- Description of the task: Pictures do not belong in your copy. Repeat all the other data exactly.

- Listed entries:
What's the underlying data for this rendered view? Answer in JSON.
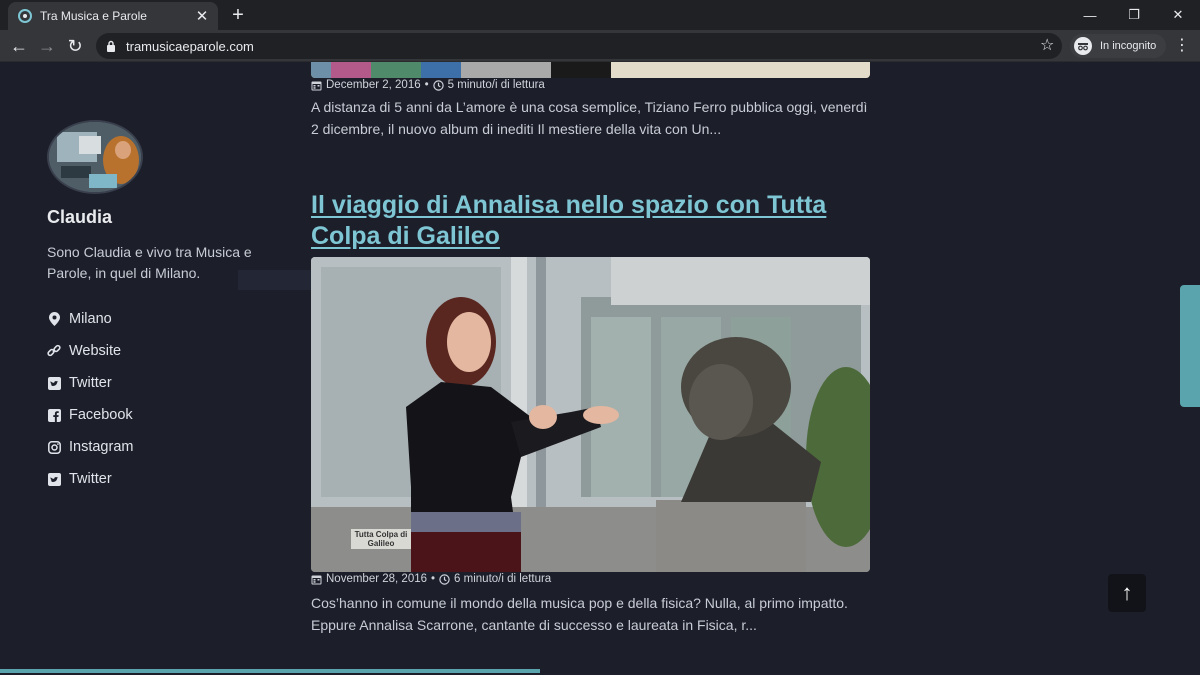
{
  "browser": {
    "tab_title": "Tra Musica e Parole",
    "url": "tramusicaeparole.com",
    "incognito_label": "In incognito"
  },
  "sidebar": {
    "author_name": "Claudia",
    "bio": "Sono Claudia e vivo tra Musica e Parole, in quel di Milano.",
    "links": [
      {
        "icon": "map-pin-icon",
        "label": "Milano"
      },
      {
        "icon": "link-icon",
        "label": "Website"
      },
      {
        "icon": "twitter-icon",
        "label": "Twitter"
      },
      {
        "icon": "facebook-icon",
        "label": "Facebook"
      },
      {
        "icon": "instagram-icon",
        "label": "Instagram"
      },
      {
        "icon": "twitter-icon",
        "label": "Twitter"
      }
    ]
  },
  "posts": [
    {
      "date": "December 2, 2016",
      "reading_time": "5 minuto/i di lettura",
      "excerpt": "A distanza di 5 anni da L’amore è una cosa semplice, Tiziano Ferro pubblica oggi, venerdì 2 dicembre, il nuovo album di inediti Il mestiere della vita con Un..."
    },
    {
      "title": "Il viaggio di Annalisa nello spazio con Tutta Colpa di Galileo",
      "date": "November 28, 2016",
      "reading_time": "6 minuto/i di lettura",
      "excerpt": "Cos’hanno in comune il mondo della musica pop e della fisica? Nulla, al primo impatto. Eppure Annalisa Scarrone, cantante di successo e laureata in Fisica, r...",
      "image_caption": "Tutta Colpa di Galileo"
    }
  ],
  "meta_separator": "•",
  "back_to_top_label": "↑",
  "colors": {
    "background": "#1c1f2a",
    "link": "#7ec6d4",
    "accent": "#5aa5ad"
  }
}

- Answer to this problem:
What's the underlying data for this rendered view? Answer in JSON.
{
  "browser": {
    "tab_title": "Tra Musica e Parole",
    "url": "tramusicaeparole.com",
    "incognito_label": "In incognito"
  },
  "sidebar": {
    "author_name": "Claudia",
    "bio": "Sono Claudia e vivo tra Musica e Parole, in quel di Milano.",
    "links": [
      {
        "icon": "map-pin-icon",
        "label": "Milano"
      },
      {
        "icon": "link-icon",
        "label": "Website"
      },
      {
        "icon": "twitter-icon",
        "label": "Twitter"
      },
      {
        "icon": "facebook-icon",
        "label": "Facebook"
      },
      {
        "icon": "instagram-icon",
        "label": "Instagram"
      },
      {
        "icon": "twitter-icon",
        "label": "Twitter"
      }
    ]
  },
  "posts": [
    {
      "date": "December 2, 2016",
      "reading_time": "5 minuto/i di lettura",
      "excerpt": "A distanza di 5 anni da L’amore è una cosa semplice, Tiziano Ferro pubblica oggi, venerdì 2 dicembre, il nuovo album di inediti Il mestiere della vita con Un..."
    },
    {
      "title": "Il viaggio di Annalisa nello spazio con Tutta Colpa di Galileo",
      "date": "November 28, 2016",
      "reading_time": "6 minuto/i di lettura",
      "excerpt": "Cos’hanno in comune il mondo della musica pop e della fisica? Nulla, al primo impatto. Eppure Annalisa Scarrone, cantante di successo e laureata in Fisica, r...",
      "image_caption": "Tutta Colpa di Galileo"
    }
  ],
  "meta_separator": "•",
  "back_to_top_label": "↑",
  "colors": {
    "background": "#1c1f2a",
    "link": "#7ec6d4",
    "accent": "#5aa5ad"
  }
}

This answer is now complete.